■ Dataset rows describing interfaces:
============================================================

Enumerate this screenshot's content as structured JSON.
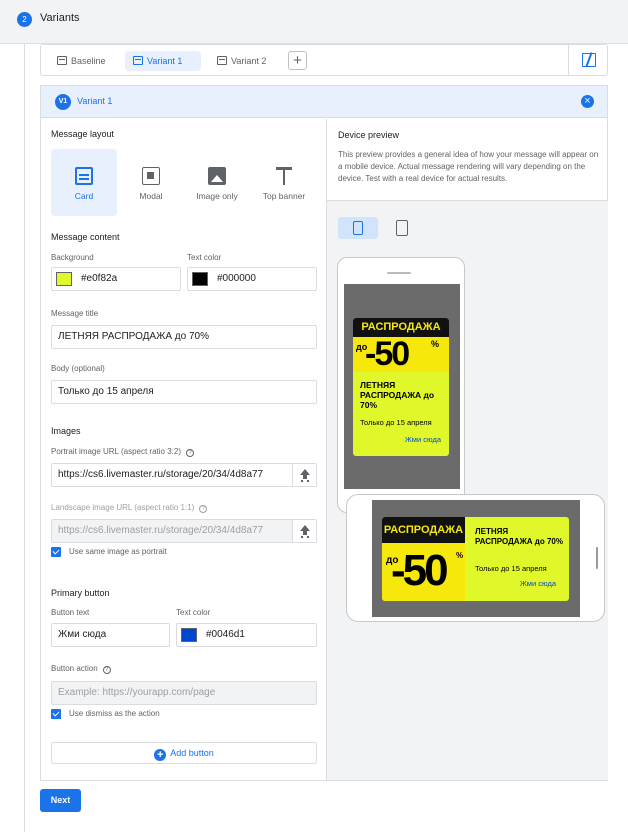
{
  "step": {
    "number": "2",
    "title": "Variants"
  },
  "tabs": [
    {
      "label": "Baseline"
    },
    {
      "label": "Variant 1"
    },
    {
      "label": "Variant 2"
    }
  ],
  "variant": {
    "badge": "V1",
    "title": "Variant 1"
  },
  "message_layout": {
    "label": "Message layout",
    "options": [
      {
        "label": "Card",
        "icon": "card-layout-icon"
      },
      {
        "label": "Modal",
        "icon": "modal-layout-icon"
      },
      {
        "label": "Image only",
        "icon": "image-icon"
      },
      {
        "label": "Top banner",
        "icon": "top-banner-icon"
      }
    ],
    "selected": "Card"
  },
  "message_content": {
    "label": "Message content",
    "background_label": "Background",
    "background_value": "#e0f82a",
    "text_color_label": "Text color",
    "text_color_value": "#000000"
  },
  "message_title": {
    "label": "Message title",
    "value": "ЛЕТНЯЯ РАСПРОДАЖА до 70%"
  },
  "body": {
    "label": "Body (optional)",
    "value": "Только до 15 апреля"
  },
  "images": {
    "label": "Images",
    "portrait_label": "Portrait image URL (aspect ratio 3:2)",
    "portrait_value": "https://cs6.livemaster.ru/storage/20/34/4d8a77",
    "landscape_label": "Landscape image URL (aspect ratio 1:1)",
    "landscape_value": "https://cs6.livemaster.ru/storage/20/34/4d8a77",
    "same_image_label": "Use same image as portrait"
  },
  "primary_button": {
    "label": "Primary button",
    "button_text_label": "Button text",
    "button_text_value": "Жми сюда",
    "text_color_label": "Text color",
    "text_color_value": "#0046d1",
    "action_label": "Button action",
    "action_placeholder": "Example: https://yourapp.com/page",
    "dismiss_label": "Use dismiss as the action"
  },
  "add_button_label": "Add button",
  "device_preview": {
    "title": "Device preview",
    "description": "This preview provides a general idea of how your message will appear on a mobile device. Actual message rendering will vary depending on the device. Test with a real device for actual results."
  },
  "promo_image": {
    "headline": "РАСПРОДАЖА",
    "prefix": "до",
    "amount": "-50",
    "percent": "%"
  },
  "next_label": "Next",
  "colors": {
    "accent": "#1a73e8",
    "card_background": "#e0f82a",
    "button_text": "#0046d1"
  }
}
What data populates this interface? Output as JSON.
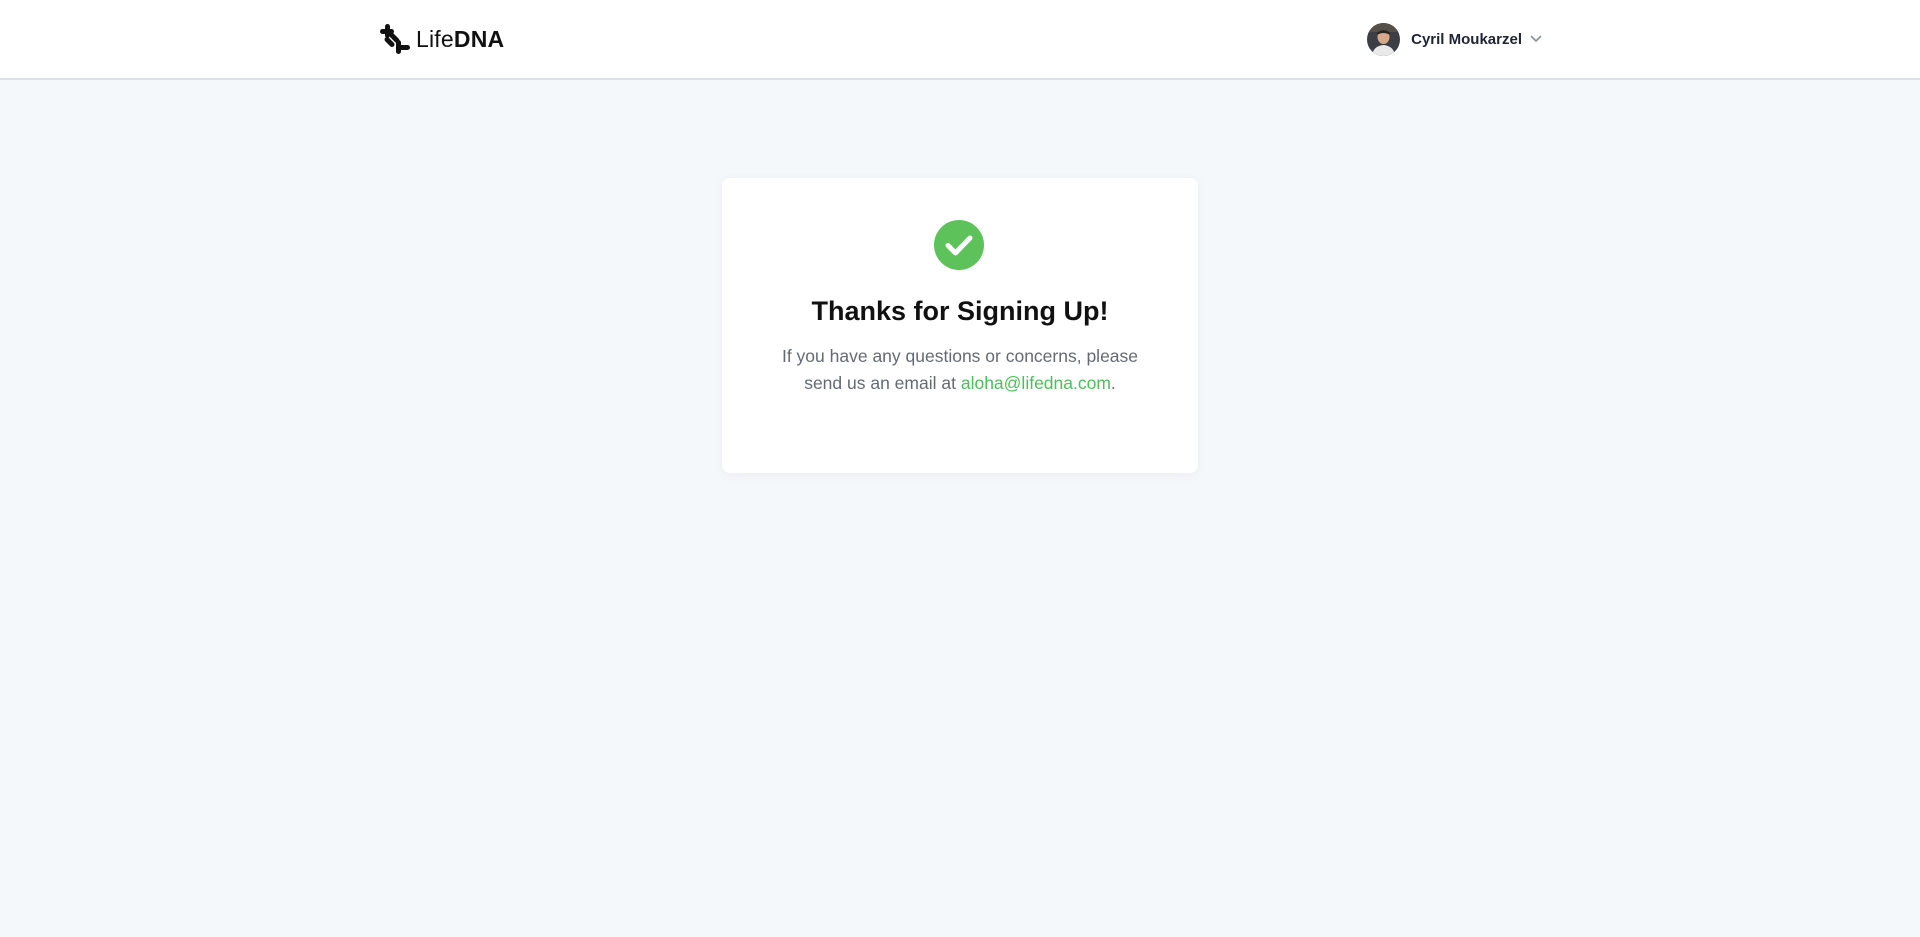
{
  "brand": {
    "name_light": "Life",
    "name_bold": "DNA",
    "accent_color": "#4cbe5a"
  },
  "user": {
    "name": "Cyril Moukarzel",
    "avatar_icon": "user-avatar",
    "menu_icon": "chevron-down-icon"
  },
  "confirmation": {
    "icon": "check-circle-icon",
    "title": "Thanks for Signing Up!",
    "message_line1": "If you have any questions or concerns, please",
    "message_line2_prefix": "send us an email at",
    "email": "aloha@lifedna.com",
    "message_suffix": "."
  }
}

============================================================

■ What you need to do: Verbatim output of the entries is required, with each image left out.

■ Answer space:
Enumerate this screenshot's content as structured JSON.
{
  "step": {
    "number": "2",
    "title": "Variants"
  },
  "tabs": [
    {
      "label": "Baseline"
    },
    {
      "label": "Variant 1"
    },
    {
      "label": "Variant 2"
    }
  ],
  "variant": {
    "badge": "V1",
    "title": "Variant 1"
  },
  "message_layout": {
    "label": "Message layout",
    "options": [
      {
        "label": "Card",
        "icon": "card-layout-icon"
      },
      {
        "label": "Modal",
        "icon": "modal-layout-icon"
      },
      {
        "label": "Image only",
        "icon": "image-icon"
      },
      {
        "label": "Top banner",
        "icon": "top-banner-icon"
      }
    ],
    "selected": "Card"
  },
  "message_content": {
    "label": "Message content",
    "background_label": "Background",
    "background_value": "#e0f82a",
    "text_color_label": "Text color",
    "text_color_value": "#000000"
  },
  "message_title": {
    "label": "Message title",
    "value": "ЛЕТНЯЯ РАСПРОДАЖА до 70%"
  },
  "body": {
    "label": "Body (optional)",
    "value": "Только до 15 апреля"
  },
  "images": {
    "label": "Images",
    "portrait_label": "Portrait image URL (aspect ratio 3:2)",
    "portrait_value": "https://cs6.livemaster.ru/storage/20/34/4d8a77",
    "landscape_label": "Landscape image URL (aspect ratio 1:1)",
    "landscape_value": "https://cs6.livemaster.ru/storage/20/34/4d8a77",
    "same_image_label": "Use same image as portrait"
  },
  "primary_button": {
    "label": "Primary button",
    "button_text_label": "Button text",
    "button_text_value": "Жми сюда",
    "text_color_label": "Text color",
    "text_color_value": "#0046d1",
    "action_label": "Button action",
    "action_placeholder": "Example: https://yourapp.com/page",
    "dismiss_label": "Use dismiss as the action"
  },
  "add_button_label": "Add button",
  "device_preview": {
    "title": "Device preview",
    "description": "This preview provides a general idea of how your message will appear on a mobile device. Actual message rendering will vary depending on the device. Test with a real device for actual results."
  },
  "promo_image": {
    "headline": "РАСПРОДАЖА",
    "prefix": "до",
    "amount": "-50",
    "percent": "%"
  },
  "next_label": "Next",
  "colors": {
    "accent": "#1a73e8",
    "card_background": "#e0f82a",
    "button_text": "#0046d1"
  }
}
What data populates this interface? Output as JSON.
{
  "brand": {
    "name_light": "Life",
    "name_bold": "DNA",
    "accent_color": "#4cbe5a"
  },
  "user": {
    "name": "Cyril Moukarzel",
    "avatar_icon": "user-avatar",
    "menu_icon": "chevron-down-icon"
  },
  "confirmation": {
    "icon": "check-circle-icon",
    "title": "Thanks for Signing Up!",
    "message_line1": "If you have any questions or concerns, please",
    "message_line2_prefix": "send us an email at",
    "email": "aloha@lifedna.com",
    "message_suffix": "."
  }
}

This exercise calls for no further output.